* Problem details
Repeat each line of the records below exactly.

··· Task inputs ···

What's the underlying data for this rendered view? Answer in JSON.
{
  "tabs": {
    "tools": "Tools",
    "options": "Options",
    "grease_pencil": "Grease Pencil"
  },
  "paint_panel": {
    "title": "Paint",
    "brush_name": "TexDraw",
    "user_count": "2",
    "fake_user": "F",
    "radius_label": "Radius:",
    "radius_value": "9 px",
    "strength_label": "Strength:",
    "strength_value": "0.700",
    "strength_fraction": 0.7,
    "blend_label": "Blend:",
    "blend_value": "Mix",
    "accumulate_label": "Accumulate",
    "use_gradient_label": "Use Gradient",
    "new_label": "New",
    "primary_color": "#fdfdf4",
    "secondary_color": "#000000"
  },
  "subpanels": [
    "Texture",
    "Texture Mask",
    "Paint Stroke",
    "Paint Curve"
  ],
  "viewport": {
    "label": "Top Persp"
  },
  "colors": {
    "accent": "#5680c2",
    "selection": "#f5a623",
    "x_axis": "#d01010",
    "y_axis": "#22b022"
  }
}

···

* Result
What's the underlying data for this rendered view? Answer in JSON.
{
  "tabs": {
    "tools": "Tools",
    "options": "Options",
    "grease_pencil": "Grease Pencil"
  },
  "paint_panel": {
    "title": "Paint",
    "brush_name": "TexDraw",
    "user_count": "2",
    "fake_user": "F",
    "radius_label": "Radius:",
    "radius_value": "9 px",
    "strength_label": "Strength:",
    "strength_value": "0.700",
    "strength_fraction": 0.7,
    "blend_label": "Blend:",
    "blend_value": "Mix",
    "accumulate_label": "Accumulate",
    "use_gradient_label": "Use Gradient",
    "new_label": "New",
    "primary_color": "#fdfdf4",
    "secondary_color": "#000000"
  },
  "subpanels": [
    "Texture",
    "Texture Mask",
    "Paint Stroke",
    "Paint Curve"
  ],
  "viewport": {
    "label": "Top Persp"
  },
  "colors": {
    "accent": "#5680c2",
    "selection": "#f5a623",
    "x_axis": "#d01010",
    "y_axis": "#22b022"
  }
}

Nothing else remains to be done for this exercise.